I recently had the chance to put the shoe on the other foot when I joined our media and PR team to get an understanding of just what’s involved in reaching our audiences.
When asked by our team to do some filming with the BBC on the subject of bacteriophage, my first response was one of apprehension: “Oh, I’m not sure? Would they be interested? What if they put words into my mouth?”
I was assured there was nothing to be worried about. I would get all the support I needed and I should concentrate on how many readers, viewers and listeners we would ‘reach’ – known as opportunities to see. Once the panic subsided, I realised it was an amazing opportunity to celebrate the successes of the industry and I couldn’t wait to get started.
I think we often forget just how little time we have to capture people’s attention, as we all suffer from information overload.
On average, I’m told, people check their email 30 times per hour in work (some while in meetings or even talking to somebody) and that’s without the constant interruptions of texts and phones.
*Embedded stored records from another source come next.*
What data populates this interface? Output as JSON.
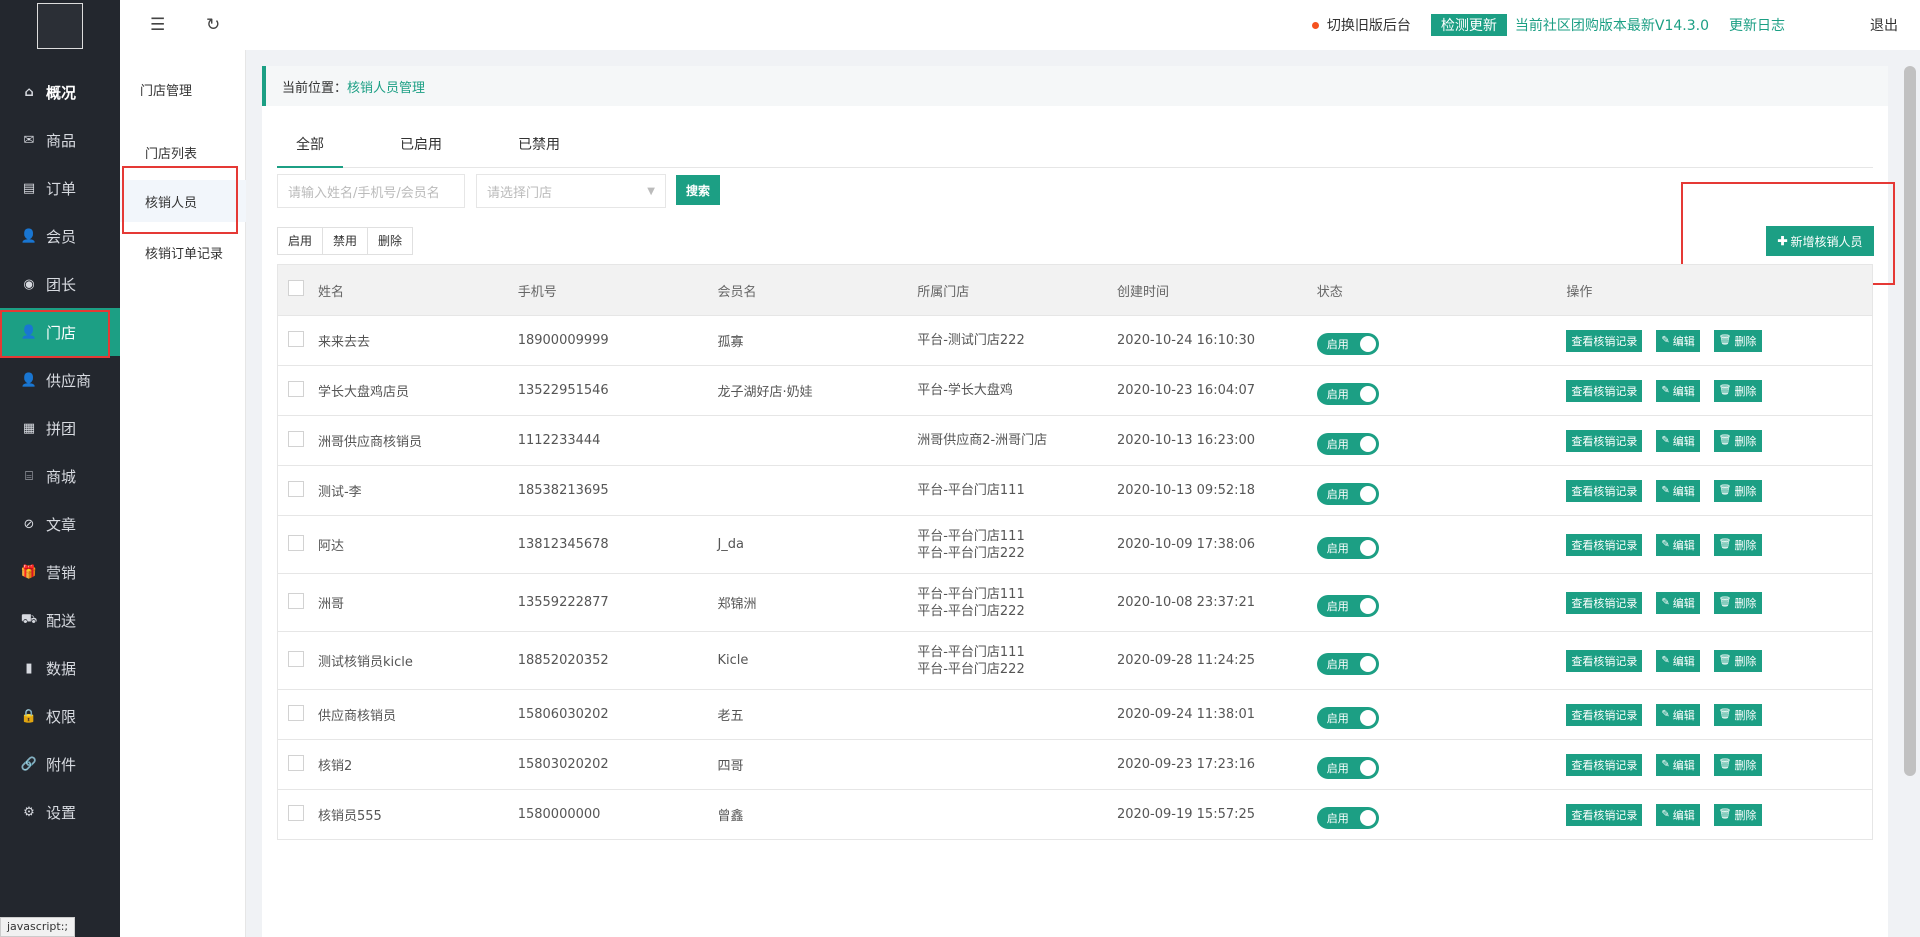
{
  "sidebar": {
    "items": [
      {
        "label": "概况",
        "icon": "home-icon",
        "glyph": "⌂"
      },
      {
        "label": "商品",
        "icon": "mail-icon",
        "glyph": "✉"
      },
      {
        "label": "订单",
        "icon": "file-icon",
        "glyph": "▤"
      },
      {
        "label": "会员",
        "icon": "user-icon",
        "glyph": "👤"
      },
      {
        "label": "团长",
        "icon": "badge-icon",
        "glyph": "◉"
      },
      {
        "label": "门店",
        "icon": "store-user-icon",
        "glyph": "👤"
      },
      {
        "label": "供应商",
        "icon": "supplier-icon",
        "glyph": "👤"
      },
      {
        "label": "拼团",
        "icon": "grid-icon",
        "glyph": "▦"
      },
      {
        "label": "商城",
        "icon": "shop-icon",
        "glyph": "⌸"
      },
      {
        "label": "文章",
        "icon": "compass-icon",
        "glyph": "⊘"
      },
      {
        "label": "营销",
        "icon": "gift-icon",
        "glyph": "🎁"
      },
      {
        "label": "配送",
        "icon": "truck-icon",
        "glyph": "⛟"
      },
      {
        "label": "数据",
        "icon": "chart-icon",
        "glyph": "▮"
      },
      {
        "label": "权限",
        "icon": "lock-icon",
        "glyph": "🔒"
      },
      {
        "label": "附件",
        "icon": "link-icon",
        "glyph": "🔗"
      },
      {
        "label": "设置",
        "icon": "gear-icon",
        "glyph": "⚙"
      }
    ]
  },
  "subnav": {
    "title": "门店管理",
    "items": [
      "门店列表",
      "核销人员",
      "核销订单记录"
    ]
  },
  "topbar": {
    "switch_label": "切换旧版后台",
    "check_update": "检测更新",
    "version_text": "当前社区团购版本最新V14.3.0",
    "log_label": "更新日志",
    "exit_label": "退出"
  },
  "breadcrumb": {
    "prefix": "当前位置：",
    "current": "核销人员管理"
  },
  "tabs": [
    "全部",
    "已启用",
    "已禁用"
  ],
  "filters": {
    "keyword_placeholder": "请输入姓名/手机号/会员名",
    "store_placeholder": "请选择门店",
    "search_label": "搜索"
  },
  "add_button": "新增核销人员",
  "batch": [
    "启用",
    "禁用",
    "删除"
  ],
  "table": {
    "headers": [
      "姓名",
      "手机号",
      "会员名",
      "所属门店",
      "创建时间",
      "状态",
      "操作"
    ],
    "ops": {
      "view": "查看核销记录",
      "edit": "编辑",
      "delete": "删除"
    },
    "status_on": "启用",
    "rows": [
      {
        "name": "来来去去",
        "phone": "18900009999",
        "member": "孤寡",
        "store": [
          "平台-测试门店222"
        ],
        "time": "2020-10-24 16:10:30"
      },
      {
        "name": "学长大盘鸡店员",
        "phone": "13522951546",
        "member": "龙子湖好店·奶娃",
        "store": [
          "平台-学长大盘鸡"
        ],
        "time": "2020-10-23 16:04:07"
      },
      {
        "name": "洲哥供应商核销员",
        "phone": "1112233444",
        "member": "",
        "store": [
          "洲哥供应商2-洲哥门店"
        ],
        "time": "2020-10-13 16:23:00"
      },
      {
        "name": "测试-李",
        "phone": "18538213695",
        "member": "",
        "store": [
          "平台-平台门店111"
        ],
        "time": "2020-10-13 09:52:18"
      },
      {
        "name": "阿达",
        "phone": "13812345678",
        "member": "J_da",
        "store": [
          "平台-平台门店111",
          "平台-平台门店222"
        ],
        "time": "2020-10-09 17:38:06"
      },
      {
        "name": "洲哥",
        "phone": "13559222877",
        "member": "郑锦洲",
        "store": [
          "平台-平台门店111",
          "平台-平台门店222"
        ],
        "time": "2020-10-08 23:37:21"
      },
      {
        "name": "测试核销员kicle",
        "phone": "18852020352",
        "member": "Kicle",
        "store": [
          "平台-平台门店111",
          "平台-平台门店222"
        ],
        "time": "2020-09-28 11:24:25"
      },
      {
        "name": "供应商核销员",
        "phone": "15806030202",
        "member": "老五",
        "store": [],
        "time": "2020-09-24 11:38:01"
      },
      {
        "name": "核销2",
        "phone": "15803020202",
        "member": "四哥",
        "store": [],
        "time": "2020-09-23 17:23:16"
      },
      {
        "name": "核销员555",
        "phone": "1580000000",
        "member": "曾鑫",
        "store": [],
        "time": "2020-09-19 15:57:25"
      }
    ]
  },
  "statusbar": "javascript:;"
}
So we all now have this difficult task of getting messages to the reader/watcher/worker in a much shorter time frame than previously. I learnt that all our messages need to be short, clear and communicated more passionately. They should also be accompanied by pictures or videos to penetrate the cluttered brains of people who are losing the ability to focus. Not easy!
What was involved in creating a two-minute story on the Six O’Clock News (great TV, even though I say so myself) and a primetime radio interview? Probably a total of 12 man-days!
Simon Watchorn, in particular, did a grand job of explaining how the pig industry works and how his farm operates – it was obvious from his confident style that he is used to communicating to visiting tourists on his farm. The pigs were also on top form and put on a great performance, about which Carl (the camera man) said: “Well, if that doesn’t make it on to the news, then I don’t know what will!”
After the news story had broken and the radio broadcasts had been made, we were eagerly watching the news that day, hoping the news agenda didn’t conspire against us so we wouldn’t make the cut. What I didn’t realise was just how competitive it is for a correspondent to get their story used! The minute your story has broken, you can only hope that it gets taken up, because, sadly, all is forgotten tomorrow.
Was the effort worth it? Yes, as we had an estimated audience reach of 25 million people.
What I’ve learnt is the importance of considering what are the messages (just three key words) you are communicating, and how they are perceived by the layperson.
It’s becoming increasingly important to get our main messages across and we now have a tougher time doing so. So I challenge you to think about your key words and how you can share them at every opportunity.
Mine are: ‘responsible industry, exciting and innovative’.
What will yours be?